According to several people in the rows behind me “the by far worst movie they ever saw” and a literal “piece of shit movie”. And of course you had to let the whole theatre now about your opinion on the matter. Thanks. I really needed to know that. Spoilers for Mother!

Not that Mother! is a film that lends itself to being spoiled. It - pretends to have a straight forward narrative, and if you came in late and missed the first surreal minute of it, you may even be fooled, despite certain elements of mystery that seep into the film.

Until all hell breaks loose. Literally.

The film starts with Javier Bardem magically rebuilding a house AND a wife out of the ashes of a catastrophe with a glowing crystal. And be real, if you can magically create a wife out of rubble - make it Jennifer Lawrence. :)

After that, the film’s narrative calms down to more realism. The weird opening is only alluded to by the presence of the magic crystal in Bardem’s study, and the unnamed couple tries to lead a normal life in the remote house, only interrupted by the uninvited intrusion of Michelle Pfeiffer and Ed Harris and their sons Admiral Hux and his little brother Domhnall and Brian Gleeson, bringing drama into the life of the author with a writer’s block and his nest-building wife. And if you feel relaxed, because that’s only mildly weird for a Darren Aronofksy film - the third act will completely unrail your feeling of having ANY idea what the hell is going on. (There’s an obvious theme of female love and care, building a home and a family, while men tear it down with egoism and pride, but - the details of it all will remain to be analysed by more smarter experts than me for years to come).

Remember when I said literally above? I don’t use that term lightly. Mother! is a surreal, expressionist piece of art. This isn’t “The Fighter” or “The Wrestler” Aronofsky, the more or less conventional movie maker. The third act of the film tears apart any idea of coherent narrative and takes a deep dive into gut punching, unfathomable, confusing, but visually and emotionally gripping film making, on a Cronenberg or Lynch level. Returning to a “Pi” level of cinematic (in)accessibility.

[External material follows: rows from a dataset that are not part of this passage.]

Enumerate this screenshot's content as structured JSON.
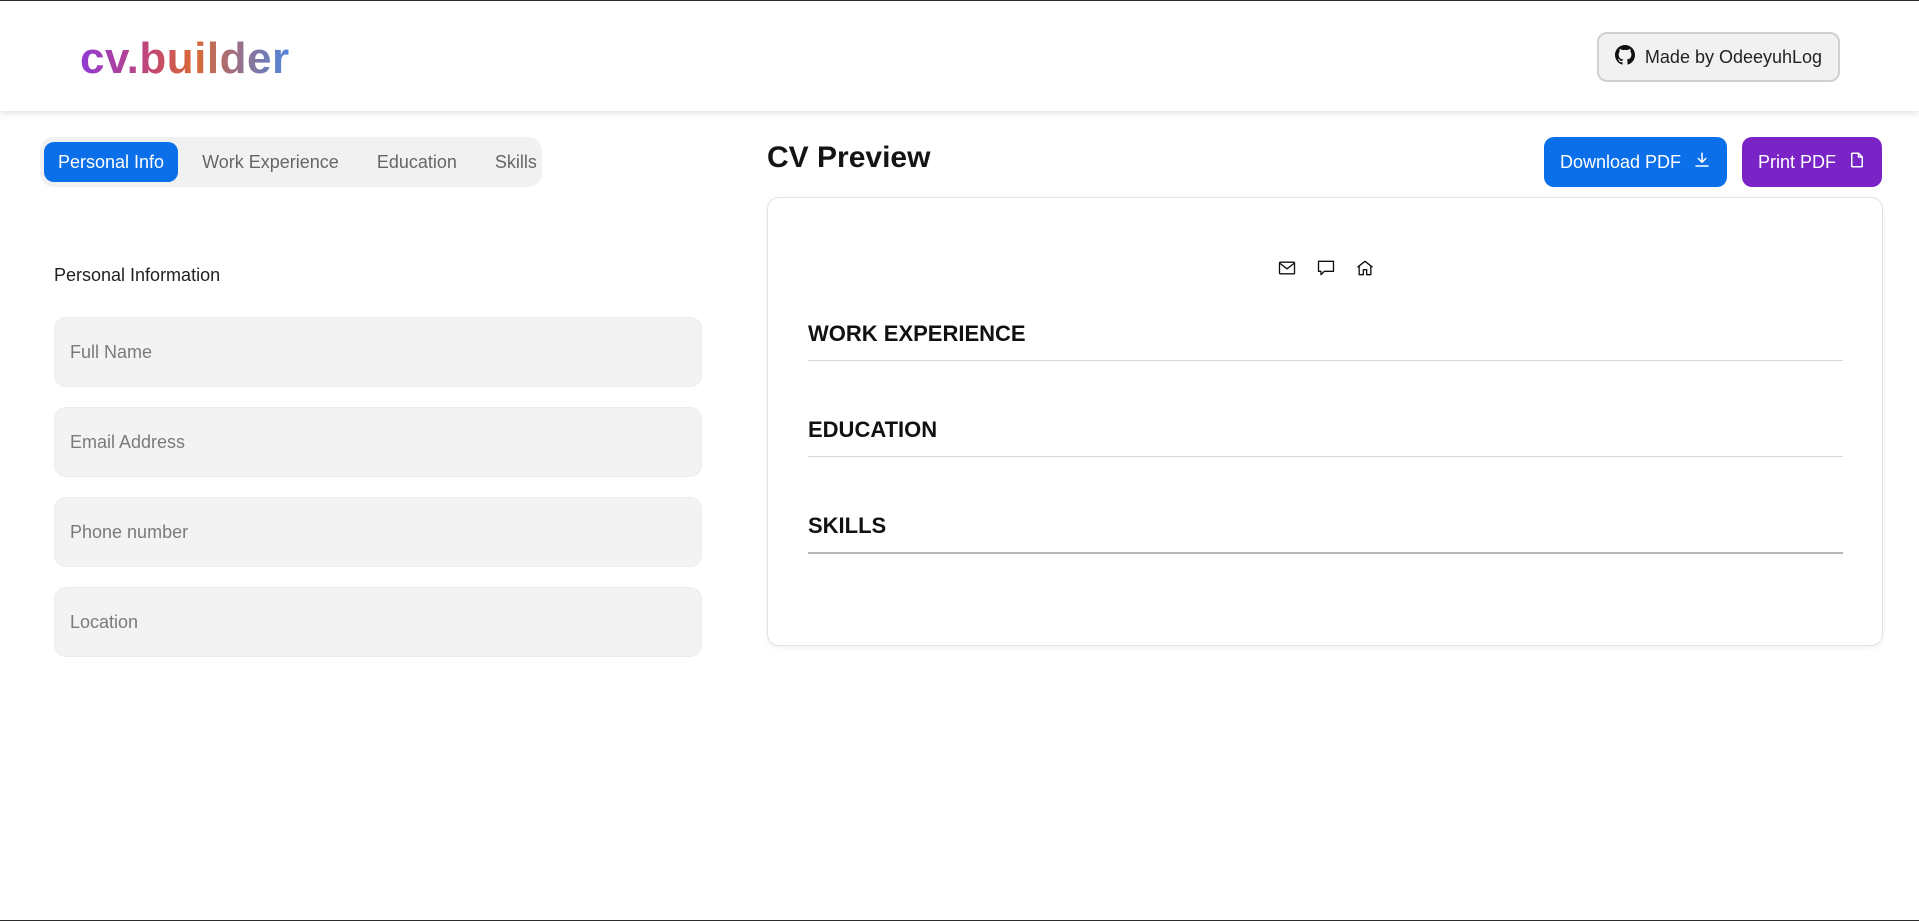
{
  "header": {
    "logo": "cv.builder",
    "made_by_label": "Made by OdeeyuhLog",
    "made_by_icon": "github-icon"
  },
  "tabs": [
    {
      "label": "Personal Info",
      "active": true
    },
    {
      "label": "Work Experience",
      "active": false
    },
    {
      "label": "Education",
      "active": false
    },
    {
      "label": "Skills",
      "active": false
    }
  ],
  "form": {
    "section_label": "Personal Information",
    "fields": [
      {
        "placeholder": "Full Name",
        "value": ""
      },
      {
        "placeholder": "Email Address",
        "value": ""
      },
      {
        "placeholder": "Phone number",
        "value": ""
      },
      {
        "placeholder": "Location",
        "value": ""
      }
    ]
  },
  "preview": {
    "title": "CV Preview",
    "download_label": "Download PDF",
    "download_icon": "download-icon",
    "print_label": "Print PDF",
    "print_icon": "file-icon",
    "contact_icons": [
      "mail-icon",
      "message-icon",
      "home-icon"
    ],
    "sections": [
      "WORK EXPERIENCE",
      "EDUCATION",
      "SKILLS"
    ]
  },
  "colors": {
    "primary": "#0a6fe8",
    "print_button": "#7a24c8",
    "field_bg": "#f3f3f3",
    "tab_bar_bg": "#f1f1f1"
  }
}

So - to nobody’s surprise, the crowd that came to the big screen of my local cinema, probably not knowing more about the flick other than Jennifer Lawrence being in it was - less than amused. If you want to see “A Jennifer Lawrence film” - this isn’t it. Don’t get me wrong, I love JLaw and I really appreciate her taking a tough role like this (the most daring of her career so far), but only because I also love David Lynch. And David Cronenberg. And Aronofsky’s earlier works. If you can say that about yourself, by all means - don’t miss Mother!